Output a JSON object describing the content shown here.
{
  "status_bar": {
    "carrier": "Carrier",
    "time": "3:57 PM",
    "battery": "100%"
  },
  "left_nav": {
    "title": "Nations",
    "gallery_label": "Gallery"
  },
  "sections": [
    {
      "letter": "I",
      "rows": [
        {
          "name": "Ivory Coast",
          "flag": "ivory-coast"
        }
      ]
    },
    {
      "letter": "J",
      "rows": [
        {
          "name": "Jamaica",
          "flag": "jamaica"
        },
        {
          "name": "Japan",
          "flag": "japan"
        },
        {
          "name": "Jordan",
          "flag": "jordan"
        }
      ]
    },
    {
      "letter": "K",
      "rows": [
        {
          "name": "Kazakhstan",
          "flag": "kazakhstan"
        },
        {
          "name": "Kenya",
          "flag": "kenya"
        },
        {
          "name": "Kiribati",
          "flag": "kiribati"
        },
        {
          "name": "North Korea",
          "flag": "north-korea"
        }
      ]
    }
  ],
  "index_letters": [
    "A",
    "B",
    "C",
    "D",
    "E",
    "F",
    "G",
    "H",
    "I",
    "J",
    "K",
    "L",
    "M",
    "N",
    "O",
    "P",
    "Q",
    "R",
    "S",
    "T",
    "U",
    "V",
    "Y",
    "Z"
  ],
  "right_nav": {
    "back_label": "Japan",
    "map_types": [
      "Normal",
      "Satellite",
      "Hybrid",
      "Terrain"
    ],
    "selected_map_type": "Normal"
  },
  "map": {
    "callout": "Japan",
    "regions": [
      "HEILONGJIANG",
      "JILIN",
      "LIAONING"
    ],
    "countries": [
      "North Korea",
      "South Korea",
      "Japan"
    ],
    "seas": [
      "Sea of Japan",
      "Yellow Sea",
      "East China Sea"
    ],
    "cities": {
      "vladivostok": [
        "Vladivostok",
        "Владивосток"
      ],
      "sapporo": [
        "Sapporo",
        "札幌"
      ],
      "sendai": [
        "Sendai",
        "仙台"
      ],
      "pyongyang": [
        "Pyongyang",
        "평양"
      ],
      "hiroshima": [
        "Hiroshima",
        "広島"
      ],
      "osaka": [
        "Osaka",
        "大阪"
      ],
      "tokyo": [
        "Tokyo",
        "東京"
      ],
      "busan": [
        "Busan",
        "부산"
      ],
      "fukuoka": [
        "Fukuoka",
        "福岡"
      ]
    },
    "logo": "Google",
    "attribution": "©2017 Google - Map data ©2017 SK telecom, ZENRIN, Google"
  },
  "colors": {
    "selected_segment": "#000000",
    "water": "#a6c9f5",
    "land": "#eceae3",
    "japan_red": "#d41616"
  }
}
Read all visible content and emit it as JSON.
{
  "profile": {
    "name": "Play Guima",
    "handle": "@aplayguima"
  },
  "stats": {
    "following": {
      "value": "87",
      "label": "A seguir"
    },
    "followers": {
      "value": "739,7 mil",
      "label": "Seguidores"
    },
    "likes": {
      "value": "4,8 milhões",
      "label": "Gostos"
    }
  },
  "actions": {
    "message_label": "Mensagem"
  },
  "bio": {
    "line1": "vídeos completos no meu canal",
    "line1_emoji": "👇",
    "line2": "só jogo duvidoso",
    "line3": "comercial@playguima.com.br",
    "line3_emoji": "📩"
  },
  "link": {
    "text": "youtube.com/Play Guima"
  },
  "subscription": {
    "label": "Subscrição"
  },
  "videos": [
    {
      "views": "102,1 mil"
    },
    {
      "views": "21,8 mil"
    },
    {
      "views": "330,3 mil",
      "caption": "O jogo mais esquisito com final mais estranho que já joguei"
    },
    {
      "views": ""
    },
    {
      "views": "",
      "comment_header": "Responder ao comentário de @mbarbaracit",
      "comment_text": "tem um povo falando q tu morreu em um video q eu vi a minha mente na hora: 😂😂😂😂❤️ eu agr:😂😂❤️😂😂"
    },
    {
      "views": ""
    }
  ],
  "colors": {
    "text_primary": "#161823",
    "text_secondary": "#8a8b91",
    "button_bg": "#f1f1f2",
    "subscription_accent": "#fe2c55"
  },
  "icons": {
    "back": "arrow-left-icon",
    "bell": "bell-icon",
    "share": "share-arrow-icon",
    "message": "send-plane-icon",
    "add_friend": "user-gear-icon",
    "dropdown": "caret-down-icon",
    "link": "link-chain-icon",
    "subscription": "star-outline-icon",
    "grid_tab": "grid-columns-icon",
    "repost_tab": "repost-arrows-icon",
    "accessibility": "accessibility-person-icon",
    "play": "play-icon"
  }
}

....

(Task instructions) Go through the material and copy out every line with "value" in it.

(Written solution)
      "value": "87",
      "value": "739,7 mil",
      "value": "4,8 milhões",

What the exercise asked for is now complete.